Activist Joe Knudson looks at the calendar for April and sees "a perfect trifecta" for protesters.
A three-day weekend that month includes the Day of Silence on April 20, the Worldwide LGBT Civil Rights Marches on April 21 and Earth Day actions on April 22.
The most established of the three campaigns, Earth Day marks its 42nd anniversary this year. The Earth Day Network is hoping to mobilize a billion people for "a billion acts of green" that Saturday and throughout the weekend.
The Day of Silence, sponsored by the Gay, Lesbian & Straight Education Network, dates to 1996. The national day of action involves students and educators taking a vow of silence to illustrate the effect of anti-LGBT bullying and harassment in schools. Adult allies in the campaign participate in after-school forums on bullying, safe schools and coming out, as well as write letters to former school principals and teachers about their experience as students.
Still coming together are plans for the first Worldwide LGBT Civil Rights Marches.
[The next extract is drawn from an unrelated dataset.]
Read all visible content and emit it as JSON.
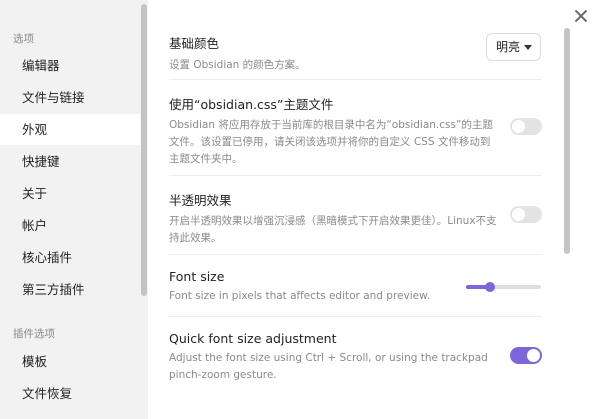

Knudson is chair and spokesperson for the international organizing committee. Other organizers include Jonathan Wolfman, James Vivian, Arturo Schultz, Marc Holcomb, Jesse D. Greer, Spencer Aiello and Isidro Gonzales.
Their statement of intent reads, "This is grassroots organizing of hungry, aggressive and eager LGBT and LGBT-friendly activists, advocates and all other allies worldwide, working at planning and organizing various marches, after parties, watch parties, etc., … with the trust and hope that … human rights organizations worldwide will put all egos aside and come together in unity for this historic event."
The committee is encouraging people to organize at the local, grassroots level to build an international effort – a model that was hugely successful for clean energy, no-drilling protesters who carried out the 2011 and 2010 Hands Across the Sand demonstrations.
Much of the organizing is taking place on Facebook in the Let's Reach 1 Million People Campaign group.
Already, plans for marches are being made in Dayton, Ohio; Washington, D.C.; Cincinnati; Chicago; Atlanta; New York City; Albany, N.Y.; Oklahoma City; Portland, Ore.; and Hampton, Va. Outside the United States, march sites include Pakistan and the Philippines.
"The window of opportunity worldwide is about as far open as it will ever be … with the earlier speech by U.S. Secretary of State Hillary Rodham Clinton, in addition to actions at the United Nations," Knudson said. "The LGBT communities worldwide must continue this drive and build on this momentum in advancing our chances for basic human rights worldwide."
LGBT march organizers are not working directly with the Earth Day Network, but Knudson said activists recognize a synergy. March organizers observed that it is the 42nd anniversary of Earth Day, but also 42 years since the first gay Pride parade took place.